Business owners and managers are often focused on a company’s financial performance, return on investment and other monetary indicators of business success. Intangible investment in human capital can commonly be overlooked as it can be difficult to measure improvements, or any direct increase in outputs. However, employee effectiveness is critical to the performance of all business processes.
There are numerous approaches that can be used to increase the effectiveness of employees, of these the athlete-centred and employee-centred approaches are summarised below.
Using the sports field as an example, an athlete-centred approach has been proven to develop exceptional gamesmanship and understanding. Although you might not view your colleagues as a sports team, significant improvements can be made by investing time in staff development. Managers have a great opportunity to lead from the front and pave the way for a more effective organisation by creating a learning, rather than telling, work environment. To achieve this, managers need to view themselves more as teachers than autocrats. This allows employees the freedom to make errors and gives managers points to correct and teach from, developing a greater understanding of the problems at hand.

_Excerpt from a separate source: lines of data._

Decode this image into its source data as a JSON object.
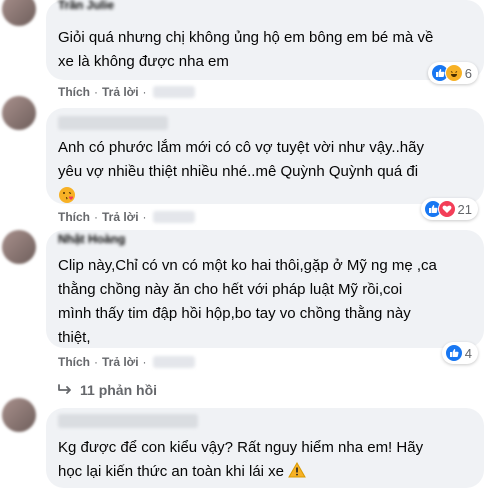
{
  "comments": [
    {
      "author": "Trần Julie",
      "text_lines": [
        "Giỏi quá nhưng chị không ủng hộ em bông em bé mà về",
        "xe là không được nha em"
      ],
      "actions": {
        "like": "Thích",
        "reply": "Trả lời"
      },
      "reaction_count": "6",
      "reactions": [
        "like-icon",
        "haha-icon"
      ]
    },
    {
      "author": "",
      "text_lines": [
        "Anh có phước lắm mới có cô vợ tuyệt vời như vậy..hãy",
        "yêu vợ nhiều thiệt nhiều nhé..mê Quỳnh Quỳnh quá đi"
      ],
      "actions": {
        "like": "Thích",
        "reply": "Trả lời"
      },
      "reaction_count": "21",
      "reactions": [
        "like-icon",
        "love-icon"
      ]
    },
    {
      "author": "Nhật Hoàng",
      "text_lines": [
        "Clip này,Chỉ có vn có một ko hai thôi,gặp ở Mỹ ng mẹ ,ca",
        "thằng chồng này ăn cho hết với pháp luật Mỹ rồi,coi",
        "mình thấy tim đập hồi hộp,bo tay vo chồng thằng này",
        "thiệt,"
      ],
      "actions": {
        "like": "Thích",
        "reply": "Trả lời"
      },
      "reaction_count": "4",
      "reactions": [
        "like-icon"
      ]
    },
    {
      "author": "",
      "text_lines": [
        "Kg được để con kiểu vậy? Rất nguy hiểm nha em! Hãy",
        "học lại kiến thức an toàn khi lái xe"
      ]
    }
  ],
  "replies_label": "11 phản hồi",
  "colors": {
    "like": "#1877f2",
    "haha": "#f7b125",
    "love": "#f33e58",
    "bubble": "#f0f2f5",
    "meta": "#65676b"
  }
}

Graham Henry has an active focus on empowering the rugby players he coaches, giving them more responsibility, rather than using a dictatorial decision
making style. An important aspect of this is having a senior leadership team available to help set the tone of the group for situations both on and off the field. By allowing the senior leadership team control of almost all aspects of the team, the athletes have greater buy in and acceptance of team decisions.

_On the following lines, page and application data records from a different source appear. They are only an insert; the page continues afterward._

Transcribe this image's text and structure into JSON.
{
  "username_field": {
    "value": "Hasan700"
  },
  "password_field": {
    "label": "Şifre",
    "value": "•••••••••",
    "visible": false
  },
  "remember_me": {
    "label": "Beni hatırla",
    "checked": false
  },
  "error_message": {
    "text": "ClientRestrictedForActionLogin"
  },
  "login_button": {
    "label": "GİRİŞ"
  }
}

Business owners could take a similar approach and create high performing teams to adopt an athlete-centred approach in business decision making processes.
The employee-centred approach relies on managers to empower their staff to take responsibility for their own work outputs, and make their own decisions.

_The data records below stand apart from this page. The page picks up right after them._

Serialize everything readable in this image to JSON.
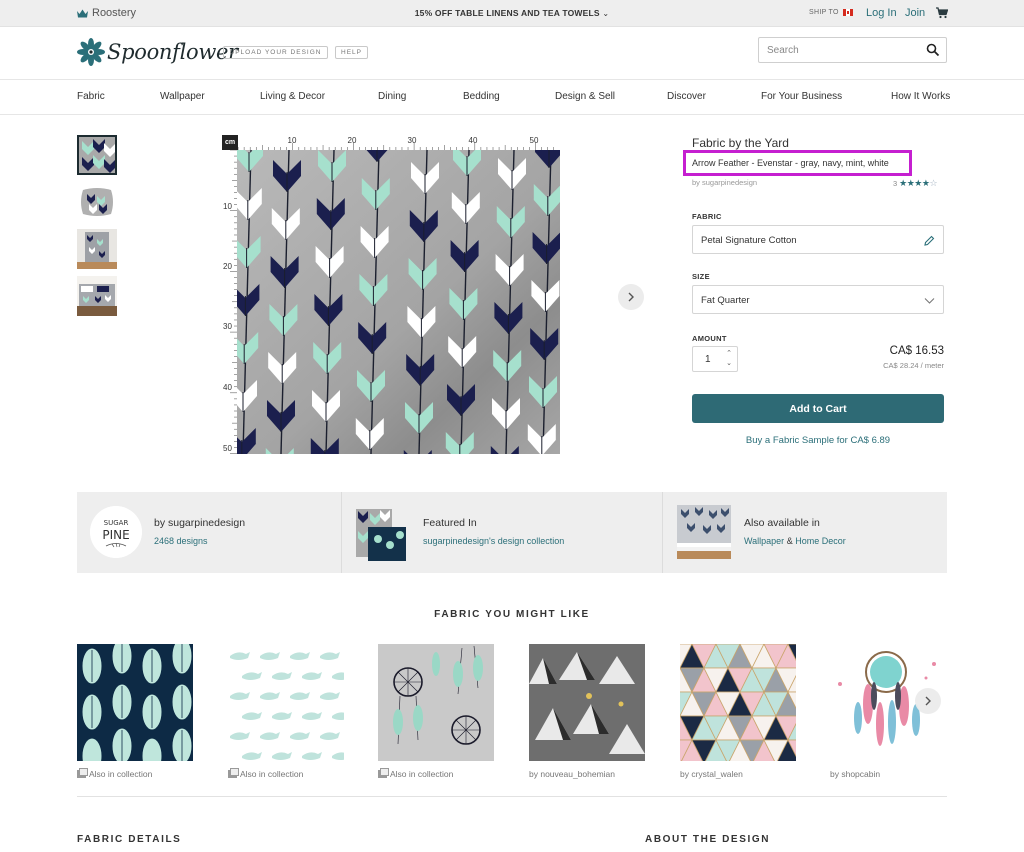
{
  "topbar": {
    "roostery": "Roostery",
    "promo": "15% OFF TABLE LINENS AND TEA TOWELS",
    "ship_to": "SHIP TO",
    "login": "Log In",
    "join": "Join"
  },
  "header": {
    "brand": "Spoonflower",
    "upload_button": "UPLOAD YOUR DESIGN",
    "help_button": "HELP",
    "search_placeholder": "Search"
  },
  "nav": [
    "Fabric",
    "Wallpaper",
    "Living & Decor",
    "Dining",
    "Bedding",
    "Design & Sell",
    "Discover",
    "For Your Business",
    "How It Works"
  ],
  "ruler": {
    "unit": "cm",
    "top_ticks": [
      "10",
      "20",
      "30",
      "40",
      "50"
    ],
    "left_ticks": [
      "10",
      "20",
      "30",
      "40",
      "50"
    ]
  },
  "product": {
    "title": "Fabric by the Yard",
    "design_name": "Arrow Feather - Evenstar - gray, navy, mint, white",
    "by_designer": "by sugarpinedesign",
    "rating_count": "3",
    "rating_value": 4,
    "fabric_label": "FABRIC",
    "fabric_value": "Petal Signature Cotton",
    "size_label": "SIZE",
    "size_value": "Fat Quarter",
    "amount_label": "AMOUNT",
    "quantity": "1",
    "price": "CA$ 16.53",
    "price_per_meter": "CA$ 28.24 / meter",
    "add_to_cart": "Add to Cart",
    "sample_link": "Buy a Fabric Sample for CA$ 6.89"
  },
  "info": {
    "designer_title": "by sugarpinedesign",
    "designer_designs": "2468 designs",
    "avatar_text_1": "SUGAR",
    "avatar_text_2": "PINE",
    "featured_title": "Featured In",
    "featured_link": "sugarpinedesign's design collection",
    "available_title": "Also available in",
    "available_link_1": "Wallpaper",
    "available_amp": "&",
    "available_link_2": "Home Decor"
  },
  "recommendations": {
    "title": "FABRIC YOU MIGHT LIKE",
    "items": [
      {
        "caption": "Also in collection"
      },
      {
        "caption": "Also in collection"
      },
      {
        "caption": "Also in collection"
      },
      {
        "caption": "by nouveau_bohemian"
      },
      {
        "caption": "by crystal_walen"
      },
      {
        "caption": "by shopcabin"
      }
    ]
  },
  "bottom": {
    "fabric_details": "FABRIC DETAILS",
    "about_design": "ABOUT THE DESIGN"
  },
  "colors": {
    "accent": "#2e6a75",
    "link": "#2b6f79",
    "highlight": "#c51fd0",
    "navy": "#1b1f4e",
    "mint": "#a6e0cd",
    "gray": "#a9a9a9"
  }
}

A nurturing environment must be created for this ‘employee-centred’ approach to be successful. A ‘teach, don’t tell’ coaching style is a core principle. Managers who avoid telling employees what to do, and instead test their understanding of topics through the use of leading questions, enable employees to develop their decision making ability and technical skills and still think through the problem themselves. The managers still ‘teach’ the employee in areas where there is a lack of knowledge, but the questioning style helps the employees broaden their knowledge and retain responsibility for their outputs.
Good managers will move between this ‘teach don’t tell’ style of coaching, to a more prescriptive style as required by the situation.